Because fears of leaving one's job behind all stem from that basic insecurity, a vacation that makes these people feel they've accomplished something is just the ticket. "It will refresh them while, at the same time, conveying a sense of self-worth and confidence that the job will be there for them when they get back, "Yamins says.

But just as one can't raft down the Amazon in a single day, neither can one shield oneself against burnout with a two-day holiday. To really recharge, people need to take time off in as large a chunk as possible. While we're not exactly talking leave-of-absence here, we are suggesting that you exit the office for - gulp! - two weeks. Before you stop reading in disgust, listen to Dr. Alan Manevitz, a psychiatrist at New York's Weill Cornell Medical College: "Vacations should ideally be at least two weeks, because people in fast-paced positions will require two or three days to unwind at the beginning, when time is still moving at the speed of the workplace, and the same amount of time to re-accustom themselves to the work pace at the end."

Manevitz has evidence. The intense focusing called for at high-pressure jobs causes the body to produce adrenaline, norepinephrine, and other natural chemical "uppers" that are not released when someone is relaxed. Like breaking a drug habit, de-focusing at a vacation's beginning and refocusing at the end is less mentally traumatic - and less likely to cause physical symptoms like increased blood pressure and muscle tension - when done gradually.

We know, we know: Long vacations are unrealistic for many business people today. But, Manevitz explains, there are ways to pare down the transition times. All it takes is a little regular maintenance, which you can do in the time it takes to brush your teeth, presuming you brush thoroughly. "The trick is learning how to relax at work, so you don't have to work so long at relaxing on vacation," Manevitz says. "I think of this mental preparation as 'vacation hygiene.'"

One of the simplest things he recommends is imaging. Just take a few moments out of the workday to imagine yourself in whatever you think is an ideal place. Then relax, and allow your breathing and muscles to relax as your mind does. For a compulsive worker, says Manevitz, this sort of exercise improves the sense of flexibility. It also helps people learn to be "in the moment, meaning to be able to fully experience what you are doing at any given time, rather than being a participant observer who is thinking about what else you should be doing."
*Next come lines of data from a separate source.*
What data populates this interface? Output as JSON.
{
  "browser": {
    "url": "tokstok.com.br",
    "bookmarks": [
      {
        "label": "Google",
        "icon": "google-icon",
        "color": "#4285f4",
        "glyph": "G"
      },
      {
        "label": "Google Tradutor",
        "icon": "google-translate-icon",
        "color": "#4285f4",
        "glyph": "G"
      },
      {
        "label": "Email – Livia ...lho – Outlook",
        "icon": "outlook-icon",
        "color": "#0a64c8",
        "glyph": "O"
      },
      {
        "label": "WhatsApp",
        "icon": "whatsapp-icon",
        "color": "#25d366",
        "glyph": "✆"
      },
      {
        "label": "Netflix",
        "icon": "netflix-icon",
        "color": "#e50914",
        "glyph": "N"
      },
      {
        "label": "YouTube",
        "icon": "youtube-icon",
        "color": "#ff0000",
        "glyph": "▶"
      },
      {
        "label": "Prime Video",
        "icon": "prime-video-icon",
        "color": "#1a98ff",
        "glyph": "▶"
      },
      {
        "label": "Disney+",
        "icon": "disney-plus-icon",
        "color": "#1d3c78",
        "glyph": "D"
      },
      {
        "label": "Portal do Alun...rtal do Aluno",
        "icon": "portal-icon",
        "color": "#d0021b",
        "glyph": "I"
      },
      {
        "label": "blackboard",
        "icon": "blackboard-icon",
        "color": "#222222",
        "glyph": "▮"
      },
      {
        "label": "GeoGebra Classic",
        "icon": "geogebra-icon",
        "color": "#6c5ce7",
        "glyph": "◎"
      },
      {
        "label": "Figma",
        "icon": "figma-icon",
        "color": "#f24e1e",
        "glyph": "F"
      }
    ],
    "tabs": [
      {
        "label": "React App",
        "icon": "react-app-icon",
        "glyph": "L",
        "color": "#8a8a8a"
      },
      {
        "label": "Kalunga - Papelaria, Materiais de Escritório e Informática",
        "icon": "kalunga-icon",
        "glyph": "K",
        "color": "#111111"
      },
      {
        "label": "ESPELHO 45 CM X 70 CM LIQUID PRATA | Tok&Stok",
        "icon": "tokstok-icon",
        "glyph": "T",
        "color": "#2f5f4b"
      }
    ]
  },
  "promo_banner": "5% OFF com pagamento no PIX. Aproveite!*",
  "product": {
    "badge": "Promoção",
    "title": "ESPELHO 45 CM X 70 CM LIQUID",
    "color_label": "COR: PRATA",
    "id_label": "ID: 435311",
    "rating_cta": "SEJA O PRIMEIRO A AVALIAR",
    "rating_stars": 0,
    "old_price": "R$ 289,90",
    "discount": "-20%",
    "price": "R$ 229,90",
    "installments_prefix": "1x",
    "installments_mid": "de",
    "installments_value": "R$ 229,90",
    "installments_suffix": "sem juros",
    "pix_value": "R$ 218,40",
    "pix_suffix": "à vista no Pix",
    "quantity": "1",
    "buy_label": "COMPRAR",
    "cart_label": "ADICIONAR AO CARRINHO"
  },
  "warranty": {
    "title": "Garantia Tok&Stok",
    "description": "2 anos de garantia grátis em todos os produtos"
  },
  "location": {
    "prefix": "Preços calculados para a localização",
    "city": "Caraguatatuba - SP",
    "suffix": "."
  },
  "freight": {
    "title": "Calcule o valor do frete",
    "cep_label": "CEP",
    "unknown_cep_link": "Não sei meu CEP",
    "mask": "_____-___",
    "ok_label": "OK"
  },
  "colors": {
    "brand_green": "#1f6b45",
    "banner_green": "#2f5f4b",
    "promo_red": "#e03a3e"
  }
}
And of vital importance, Manevitz stresses, is planning a realistic vacation with realistic goals. Because workaholics often try to cover maximum ground whether working or playing ("All the capitals of Europe in a week? Sure!"), they often take vacations from which one needs a vacation to recover. Just don't do it. If you do, he explains, the vacation won't be the re-energizing experience it should.